━━━ Records shown

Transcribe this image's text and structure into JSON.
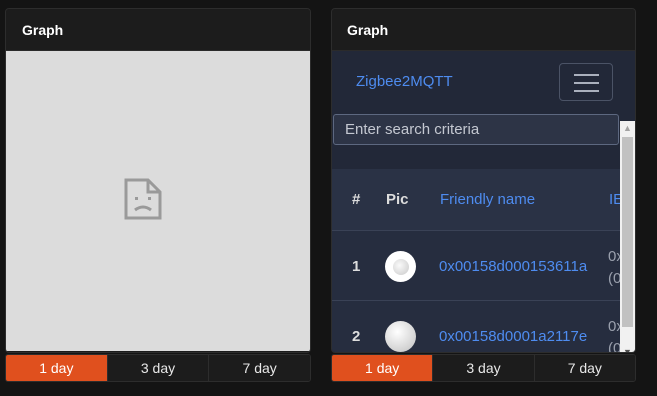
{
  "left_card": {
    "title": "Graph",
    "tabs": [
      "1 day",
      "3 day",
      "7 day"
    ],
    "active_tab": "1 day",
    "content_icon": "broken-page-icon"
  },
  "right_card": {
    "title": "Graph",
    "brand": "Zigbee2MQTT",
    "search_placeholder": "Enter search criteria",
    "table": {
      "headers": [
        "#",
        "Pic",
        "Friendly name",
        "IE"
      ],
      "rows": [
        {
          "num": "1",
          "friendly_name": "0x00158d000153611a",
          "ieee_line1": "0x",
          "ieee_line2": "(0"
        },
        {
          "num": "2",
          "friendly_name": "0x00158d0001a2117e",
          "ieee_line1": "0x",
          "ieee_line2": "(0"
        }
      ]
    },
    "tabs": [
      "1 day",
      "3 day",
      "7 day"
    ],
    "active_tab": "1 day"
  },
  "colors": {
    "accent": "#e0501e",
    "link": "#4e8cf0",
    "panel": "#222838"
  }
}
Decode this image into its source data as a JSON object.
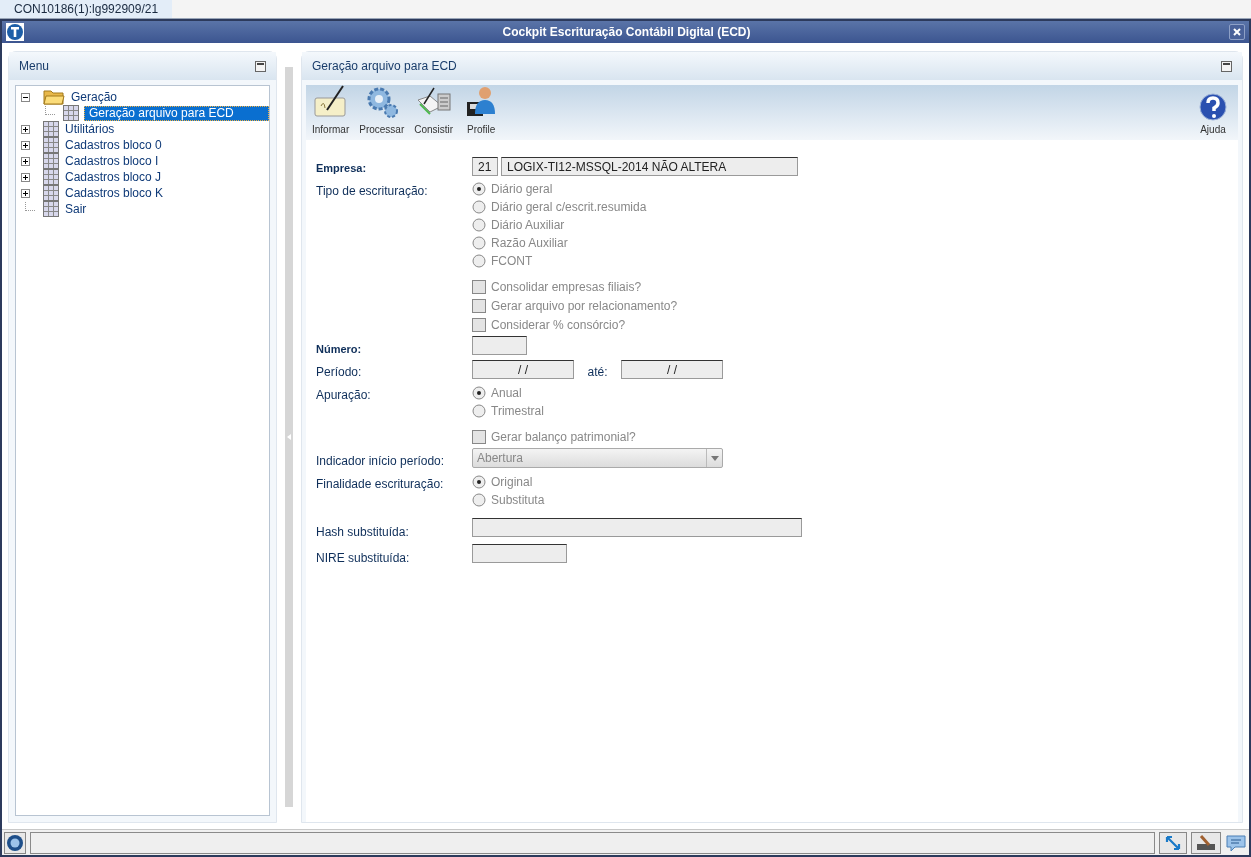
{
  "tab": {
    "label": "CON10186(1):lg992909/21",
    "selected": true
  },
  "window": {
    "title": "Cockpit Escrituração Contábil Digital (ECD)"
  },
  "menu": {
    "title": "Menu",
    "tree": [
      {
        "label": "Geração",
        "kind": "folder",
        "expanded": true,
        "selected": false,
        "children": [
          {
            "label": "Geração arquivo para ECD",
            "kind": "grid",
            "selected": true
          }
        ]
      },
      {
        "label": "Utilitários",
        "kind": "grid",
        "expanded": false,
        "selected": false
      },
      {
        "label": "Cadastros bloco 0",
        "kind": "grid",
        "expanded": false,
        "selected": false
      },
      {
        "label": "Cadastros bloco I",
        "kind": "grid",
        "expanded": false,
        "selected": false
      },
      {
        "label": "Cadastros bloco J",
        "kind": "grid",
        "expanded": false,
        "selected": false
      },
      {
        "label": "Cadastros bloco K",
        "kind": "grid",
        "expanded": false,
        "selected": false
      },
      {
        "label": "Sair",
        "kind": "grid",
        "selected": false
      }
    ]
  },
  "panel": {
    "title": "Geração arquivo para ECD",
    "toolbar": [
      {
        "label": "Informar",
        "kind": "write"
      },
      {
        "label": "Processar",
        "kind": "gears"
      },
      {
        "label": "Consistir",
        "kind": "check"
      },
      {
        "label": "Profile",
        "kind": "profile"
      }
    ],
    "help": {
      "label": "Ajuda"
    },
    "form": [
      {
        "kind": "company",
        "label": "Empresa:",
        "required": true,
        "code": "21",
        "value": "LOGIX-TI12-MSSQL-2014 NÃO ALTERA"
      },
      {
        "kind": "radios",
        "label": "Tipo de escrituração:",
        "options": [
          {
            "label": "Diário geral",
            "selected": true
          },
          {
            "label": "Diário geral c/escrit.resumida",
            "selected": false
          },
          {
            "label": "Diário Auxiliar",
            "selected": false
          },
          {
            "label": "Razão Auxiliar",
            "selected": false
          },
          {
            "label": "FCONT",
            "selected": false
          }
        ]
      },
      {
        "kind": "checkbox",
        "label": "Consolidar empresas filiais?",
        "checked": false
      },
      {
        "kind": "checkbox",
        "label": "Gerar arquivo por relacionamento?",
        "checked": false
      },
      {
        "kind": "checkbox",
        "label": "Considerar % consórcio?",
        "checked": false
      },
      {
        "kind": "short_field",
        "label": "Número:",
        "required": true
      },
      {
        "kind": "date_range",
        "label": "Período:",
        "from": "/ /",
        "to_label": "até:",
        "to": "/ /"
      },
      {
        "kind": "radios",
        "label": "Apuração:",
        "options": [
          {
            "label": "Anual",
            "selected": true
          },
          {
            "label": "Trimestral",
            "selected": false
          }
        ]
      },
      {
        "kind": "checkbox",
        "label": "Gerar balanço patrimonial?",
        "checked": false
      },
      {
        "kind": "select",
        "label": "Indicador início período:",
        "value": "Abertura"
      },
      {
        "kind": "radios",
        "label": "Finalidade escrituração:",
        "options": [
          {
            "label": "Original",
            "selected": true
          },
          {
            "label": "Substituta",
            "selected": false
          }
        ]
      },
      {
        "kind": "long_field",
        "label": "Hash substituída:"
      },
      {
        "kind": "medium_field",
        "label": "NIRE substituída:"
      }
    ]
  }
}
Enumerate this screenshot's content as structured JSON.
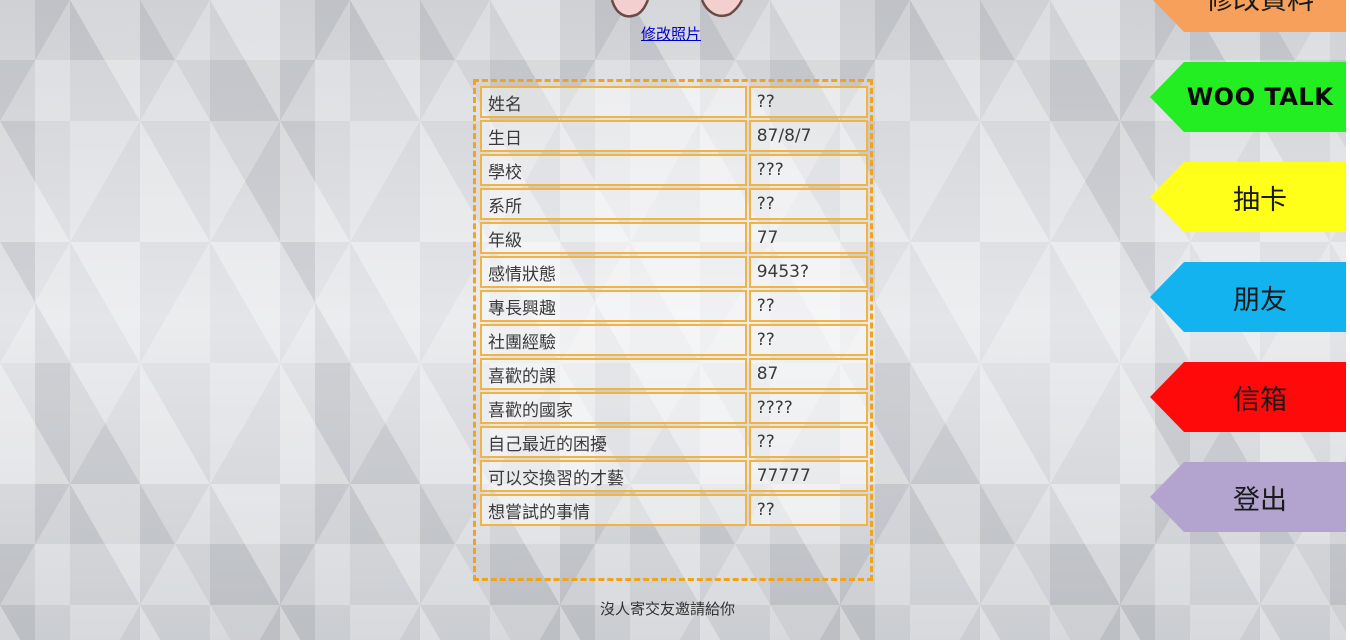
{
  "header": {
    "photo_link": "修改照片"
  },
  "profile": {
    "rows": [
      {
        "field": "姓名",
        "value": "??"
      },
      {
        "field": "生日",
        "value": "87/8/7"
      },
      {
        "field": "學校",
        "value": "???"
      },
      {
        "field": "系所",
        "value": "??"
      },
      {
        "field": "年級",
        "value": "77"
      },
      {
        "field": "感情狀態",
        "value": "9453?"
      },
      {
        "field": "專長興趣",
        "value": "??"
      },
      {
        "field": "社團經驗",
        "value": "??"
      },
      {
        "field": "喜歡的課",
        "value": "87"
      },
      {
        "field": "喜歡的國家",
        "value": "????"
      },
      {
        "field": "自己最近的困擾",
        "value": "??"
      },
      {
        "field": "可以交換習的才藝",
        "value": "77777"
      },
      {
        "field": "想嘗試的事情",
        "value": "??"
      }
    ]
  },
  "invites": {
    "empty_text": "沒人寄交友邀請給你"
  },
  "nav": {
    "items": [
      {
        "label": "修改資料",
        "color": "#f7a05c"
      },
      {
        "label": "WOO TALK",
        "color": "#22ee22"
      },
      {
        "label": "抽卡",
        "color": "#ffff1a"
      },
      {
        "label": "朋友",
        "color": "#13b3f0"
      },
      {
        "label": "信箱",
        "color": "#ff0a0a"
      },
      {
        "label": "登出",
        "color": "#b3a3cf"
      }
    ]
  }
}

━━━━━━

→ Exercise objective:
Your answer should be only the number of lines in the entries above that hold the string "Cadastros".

→ Solution to the exercise:
4